## PROBLEM DESCRIPTION
Using the listing below, count the lines in which "JSON" appears; give the count alone.
-- Opening Marker --
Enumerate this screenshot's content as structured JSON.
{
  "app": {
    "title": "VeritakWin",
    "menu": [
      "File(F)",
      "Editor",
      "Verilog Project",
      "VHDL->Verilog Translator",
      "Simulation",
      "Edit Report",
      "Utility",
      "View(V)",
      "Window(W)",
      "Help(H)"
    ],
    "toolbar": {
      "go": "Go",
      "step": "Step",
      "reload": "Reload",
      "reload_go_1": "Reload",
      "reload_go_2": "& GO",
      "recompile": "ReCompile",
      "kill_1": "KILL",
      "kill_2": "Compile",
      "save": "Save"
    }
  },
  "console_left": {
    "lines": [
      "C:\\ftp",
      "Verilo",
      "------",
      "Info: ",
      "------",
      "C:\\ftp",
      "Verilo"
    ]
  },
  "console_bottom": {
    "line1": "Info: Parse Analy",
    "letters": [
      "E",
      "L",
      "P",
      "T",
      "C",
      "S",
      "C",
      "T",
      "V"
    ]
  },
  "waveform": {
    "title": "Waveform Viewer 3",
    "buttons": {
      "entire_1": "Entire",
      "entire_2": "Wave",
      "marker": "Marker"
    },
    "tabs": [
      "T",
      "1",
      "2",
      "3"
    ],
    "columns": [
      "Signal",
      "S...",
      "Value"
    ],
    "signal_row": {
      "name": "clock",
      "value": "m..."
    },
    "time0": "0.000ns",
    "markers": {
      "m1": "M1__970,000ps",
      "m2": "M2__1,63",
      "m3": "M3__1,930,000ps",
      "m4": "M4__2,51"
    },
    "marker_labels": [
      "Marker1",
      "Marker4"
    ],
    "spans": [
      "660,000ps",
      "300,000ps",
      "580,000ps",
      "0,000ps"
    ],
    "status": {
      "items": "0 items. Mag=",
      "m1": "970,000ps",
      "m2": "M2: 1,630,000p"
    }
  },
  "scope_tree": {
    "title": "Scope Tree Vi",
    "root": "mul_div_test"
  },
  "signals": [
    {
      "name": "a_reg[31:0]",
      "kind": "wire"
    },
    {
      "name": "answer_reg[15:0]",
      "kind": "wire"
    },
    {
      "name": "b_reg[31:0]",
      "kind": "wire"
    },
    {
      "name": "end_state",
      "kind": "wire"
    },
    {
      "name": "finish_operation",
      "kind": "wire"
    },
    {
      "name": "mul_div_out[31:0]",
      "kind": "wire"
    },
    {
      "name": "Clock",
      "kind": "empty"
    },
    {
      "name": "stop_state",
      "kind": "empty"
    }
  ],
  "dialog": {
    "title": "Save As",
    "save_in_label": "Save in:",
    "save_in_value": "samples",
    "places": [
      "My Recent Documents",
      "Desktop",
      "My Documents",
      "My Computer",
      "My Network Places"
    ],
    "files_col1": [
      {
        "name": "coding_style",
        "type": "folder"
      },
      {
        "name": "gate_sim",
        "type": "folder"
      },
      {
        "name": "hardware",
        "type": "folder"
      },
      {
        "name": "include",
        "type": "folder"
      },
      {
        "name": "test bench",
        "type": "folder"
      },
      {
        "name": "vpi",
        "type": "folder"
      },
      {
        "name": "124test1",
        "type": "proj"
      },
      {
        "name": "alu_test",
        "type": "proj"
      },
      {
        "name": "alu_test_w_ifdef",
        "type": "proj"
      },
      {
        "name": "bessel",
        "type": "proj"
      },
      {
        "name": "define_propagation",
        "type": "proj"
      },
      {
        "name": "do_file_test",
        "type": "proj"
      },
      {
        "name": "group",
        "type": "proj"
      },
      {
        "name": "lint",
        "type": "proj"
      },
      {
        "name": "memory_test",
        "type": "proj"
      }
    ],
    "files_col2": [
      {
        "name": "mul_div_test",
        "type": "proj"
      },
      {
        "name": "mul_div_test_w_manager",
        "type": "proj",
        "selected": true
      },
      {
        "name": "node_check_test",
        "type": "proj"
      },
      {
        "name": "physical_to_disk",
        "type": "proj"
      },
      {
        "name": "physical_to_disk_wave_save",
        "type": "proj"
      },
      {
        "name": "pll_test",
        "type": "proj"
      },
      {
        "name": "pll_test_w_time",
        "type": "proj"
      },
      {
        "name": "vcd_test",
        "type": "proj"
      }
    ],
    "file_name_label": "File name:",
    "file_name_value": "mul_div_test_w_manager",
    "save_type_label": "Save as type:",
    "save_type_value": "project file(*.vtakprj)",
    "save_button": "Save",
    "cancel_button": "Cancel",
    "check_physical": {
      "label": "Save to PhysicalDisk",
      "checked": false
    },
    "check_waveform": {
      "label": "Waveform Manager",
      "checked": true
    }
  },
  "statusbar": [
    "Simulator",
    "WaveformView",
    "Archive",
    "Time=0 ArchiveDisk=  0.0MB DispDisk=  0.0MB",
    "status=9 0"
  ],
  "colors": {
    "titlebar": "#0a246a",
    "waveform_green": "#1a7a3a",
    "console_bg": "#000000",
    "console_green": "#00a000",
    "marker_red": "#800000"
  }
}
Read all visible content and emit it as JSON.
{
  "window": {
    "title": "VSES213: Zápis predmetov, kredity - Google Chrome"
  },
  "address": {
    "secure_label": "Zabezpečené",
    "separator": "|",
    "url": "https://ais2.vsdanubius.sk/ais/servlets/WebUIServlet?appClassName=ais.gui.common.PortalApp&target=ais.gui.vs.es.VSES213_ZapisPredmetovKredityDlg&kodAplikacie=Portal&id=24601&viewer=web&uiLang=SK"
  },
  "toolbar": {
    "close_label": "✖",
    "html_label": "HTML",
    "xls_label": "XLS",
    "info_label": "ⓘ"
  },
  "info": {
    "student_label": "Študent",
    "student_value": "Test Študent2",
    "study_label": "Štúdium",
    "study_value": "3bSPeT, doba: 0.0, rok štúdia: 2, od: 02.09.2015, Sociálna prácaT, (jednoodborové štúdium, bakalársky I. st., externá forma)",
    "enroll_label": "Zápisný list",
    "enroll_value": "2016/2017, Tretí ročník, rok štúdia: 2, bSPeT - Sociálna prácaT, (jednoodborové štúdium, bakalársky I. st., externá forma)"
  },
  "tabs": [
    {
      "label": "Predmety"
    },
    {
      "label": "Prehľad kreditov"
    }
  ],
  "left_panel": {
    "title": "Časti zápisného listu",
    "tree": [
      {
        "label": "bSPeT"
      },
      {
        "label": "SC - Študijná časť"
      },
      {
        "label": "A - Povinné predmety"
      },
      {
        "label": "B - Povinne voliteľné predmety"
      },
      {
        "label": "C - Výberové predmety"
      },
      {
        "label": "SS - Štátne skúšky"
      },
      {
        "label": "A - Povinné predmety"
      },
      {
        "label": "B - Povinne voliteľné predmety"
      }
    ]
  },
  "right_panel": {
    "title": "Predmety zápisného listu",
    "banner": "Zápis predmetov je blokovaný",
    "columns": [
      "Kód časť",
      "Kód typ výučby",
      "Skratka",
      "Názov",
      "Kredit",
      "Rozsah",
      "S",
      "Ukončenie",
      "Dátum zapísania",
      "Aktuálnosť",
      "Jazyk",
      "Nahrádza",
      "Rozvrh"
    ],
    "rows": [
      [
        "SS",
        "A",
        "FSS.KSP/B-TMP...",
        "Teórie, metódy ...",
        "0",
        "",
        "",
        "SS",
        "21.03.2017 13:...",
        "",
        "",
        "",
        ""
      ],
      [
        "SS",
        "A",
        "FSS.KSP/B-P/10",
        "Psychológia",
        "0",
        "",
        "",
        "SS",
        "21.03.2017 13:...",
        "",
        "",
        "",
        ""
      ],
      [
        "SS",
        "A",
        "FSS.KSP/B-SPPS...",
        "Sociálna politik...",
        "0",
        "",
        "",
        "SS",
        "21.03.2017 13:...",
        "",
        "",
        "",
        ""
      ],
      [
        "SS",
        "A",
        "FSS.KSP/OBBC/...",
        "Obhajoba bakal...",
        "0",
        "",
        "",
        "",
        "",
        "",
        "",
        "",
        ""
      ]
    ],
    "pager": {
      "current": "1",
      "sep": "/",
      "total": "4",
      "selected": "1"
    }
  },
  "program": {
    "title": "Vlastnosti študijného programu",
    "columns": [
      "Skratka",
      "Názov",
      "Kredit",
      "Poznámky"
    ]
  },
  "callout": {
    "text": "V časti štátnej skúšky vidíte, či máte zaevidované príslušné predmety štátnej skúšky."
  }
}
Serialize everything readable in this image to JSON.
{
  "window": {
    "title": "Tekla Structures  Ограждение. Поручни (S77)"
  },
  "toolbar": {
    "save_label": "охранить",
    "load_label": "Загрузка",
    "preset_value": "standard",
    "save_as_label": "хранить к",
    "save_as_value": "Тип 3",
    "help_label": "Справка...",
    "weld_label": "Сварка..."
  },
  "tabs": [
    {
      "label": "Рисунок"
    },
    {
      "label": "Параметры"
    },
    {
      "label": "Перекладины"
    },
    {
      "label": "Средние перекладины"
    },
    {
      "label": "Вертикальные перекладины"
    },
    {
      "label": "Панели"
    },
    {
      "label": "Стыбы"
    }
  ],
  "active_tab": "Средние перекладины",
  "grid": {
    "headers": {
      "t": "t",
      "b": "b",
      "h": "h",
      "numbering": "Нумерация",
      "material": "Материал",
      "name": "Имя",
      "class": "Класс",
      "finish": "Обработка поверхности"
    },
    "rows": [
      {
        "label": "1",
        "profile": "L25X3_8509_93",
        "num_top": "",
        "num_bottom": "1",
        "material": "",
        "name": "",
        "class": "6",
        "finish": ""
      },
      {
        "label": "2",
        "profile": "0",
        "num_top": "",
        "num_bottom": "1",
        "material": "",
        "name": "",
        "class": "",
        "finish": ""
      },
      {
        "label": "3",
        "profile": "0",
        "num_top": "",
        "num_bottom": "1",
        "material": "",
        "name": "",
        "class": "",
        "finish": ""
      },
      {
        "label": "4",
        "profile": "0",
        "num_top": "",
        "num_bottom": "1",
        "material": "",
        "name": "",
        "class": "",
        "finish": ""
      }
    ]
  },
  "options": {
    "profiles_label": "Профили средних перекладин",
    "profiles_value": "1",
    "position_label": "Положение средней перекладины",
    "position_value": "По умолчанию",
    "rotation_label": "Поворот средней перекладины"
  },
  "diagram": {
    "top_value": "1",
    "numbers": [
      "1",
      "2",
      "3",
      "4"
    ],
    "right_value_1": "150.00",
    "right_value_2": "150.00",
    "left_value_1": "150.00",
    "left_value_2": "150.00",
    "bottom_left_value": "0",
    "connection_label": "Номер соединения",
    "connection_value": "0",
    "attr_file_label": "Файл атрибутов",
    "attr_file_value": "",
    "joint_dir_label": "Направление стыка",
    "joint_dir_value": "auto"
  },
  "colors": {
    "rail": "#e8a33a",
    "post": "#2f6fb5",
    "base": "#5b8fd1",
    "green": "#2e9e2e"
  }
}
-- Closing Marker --
## OUTPUT OF THE TASK
3